▸ Exercise details
Go through the records, and copy each line in which the string "title" is present.

[Items listed in a dataset]
=-=-=

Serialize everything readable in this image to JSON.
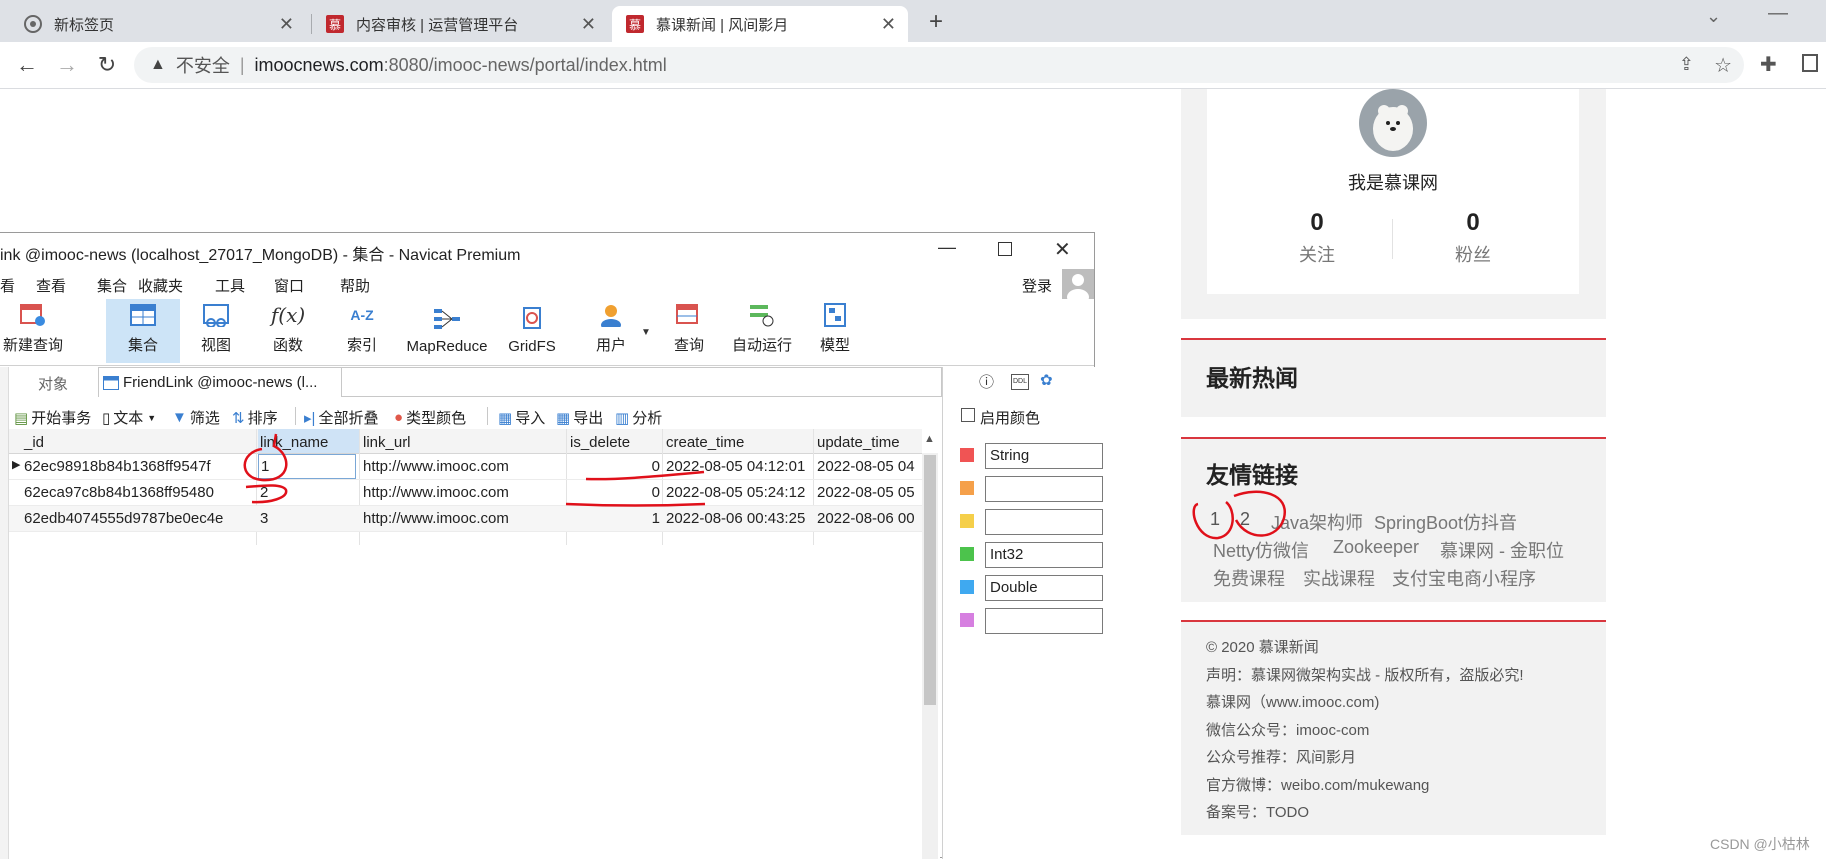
{
  "browser": {
    "tabs": [
      {
        "title": "新标签页",
        "active": false
      },
      {
        "title": "内容审核 | 运营管理平台",
        "active": false
      },
      {
        "title": "慕课新闻 | 风间影月",
        "active": true
      }
    ],
    "address": {
      "security_label": "不安全",
      "host": "imoocnews.com",
      "path": ":8080/imooc-news/portal/index.html"
    }
  },
  "portal": {
    "profile": {
      "name": "我是慕课网",
      "follow_count": "0",
      "follow_label": "关注",
      "fans_count": "0",
      "fans_label": "粉丝"
    },
    "hot_news": {
      "title": "最新热闻"
    },
    "friend_links": {
      "title": "友情链接",
      "links": [
        "1",
        "2",
        "Java架构师",
        "SpringBoot仿抖音",
        "Netty仿微信",
        "Zookeeper",
        "慕课网 - 金职位",
        "免费课程",
        "实战课程",
        "支付宝电商小程序"
      ]
    },
    "footer": {
      "lines": [
        "© 2020 慕课新闻",
        "声明：慕课网微架构实战 - 版权所有，盗版必究!",
        "慕课网（www.imooc.com)",
        "微信公众号：imooc-com",
        "公众号推荐：风间影月",
        "官方微博：weibo.com/mukewang",
        "备案号：TODO"
      ]
    },
    "watermark": "CSDN @小枯林"
  },
  "navicat": {
    "title": "ink @imooc-news (localhost_27017_MongoDB) - 集合 - Navicat Premium",
    "menu": [
      "看",
      "查看",
      "集合",
      "收藏夹",
      "工具",
      "窗口",
      "帮助"
    ],
    "login": "登录",
    "toolbar": [
      "新建查询",
      "集合",
      "视图",
      "函数",
      "索引",
      "MapReduce",
      "GridFS",
      "用户",
      "查询",
      "自动运行",
      "模型"
    ],
    "tabs": {
      "objects": "对象",
      "active": "FriendLink @imooc-news (l..."
    },
    "actions": [
      "开始事务",
      "文本",
      "筛选",
      "排序",
      "全部折叠",
      "类型颜色",
      "导入",
      "导出",
      "分析"
    ],
    "columns": [
      "_id",
      "link_name",
      "link_url",
      "is_delete",
      "create_time",
      "update_time"
    ],
    "rows": [
      [
        "62ec98918b84b1368ff9547f",
        "1",
        "http://www.imooc.com",
        "0",
        "2022-08-05 04:12:01",
        "2022-08-05 04"
      ],
      [
        "62eca97c8b84b1368ff95480",
        "2",
        "http://www.imooc.com",
        "0",
        "2022-08-05 05:24:12",
        "2022-08-05 05"
      ],
      [
        "62edb4074555d9787be0ec4e",
        "3",
        "http://www.imooc.com",
        "1",
        "2022-08-06 00:43:25",
        "2022-08-06 00"
      ]
    ],
    "side_panel": {
      "enable_color": "启用颜色",
      "types": [
        {
          "color": "#f05454",
          "label": "String"
        },
        {
          "color": "#f5a04a",
          "label": ""
        },
        {
          "color": "#f5cf4a",
          "label": ""
        },
        {
          "color": "#4cc34c",
          "label": "Int32"
        },
        {
          "color": "#3fa9f0",
          "label": "Double"
        },
        {
          "color": "#d67fe0",
          "label": ""
        }
      ]
    }
  }
}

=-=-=

▸ Reply
        "title": "新标签页",
        "title": "内容审核 | 运营管理平台",
        "title": "慕课新闻 | 风间影月",
      "title": "最新热闻"
      "title": "友情链接",
    "title": "ink @imooc-news (localhost_27017_MongoDB) - 集合 - Navicat Premium",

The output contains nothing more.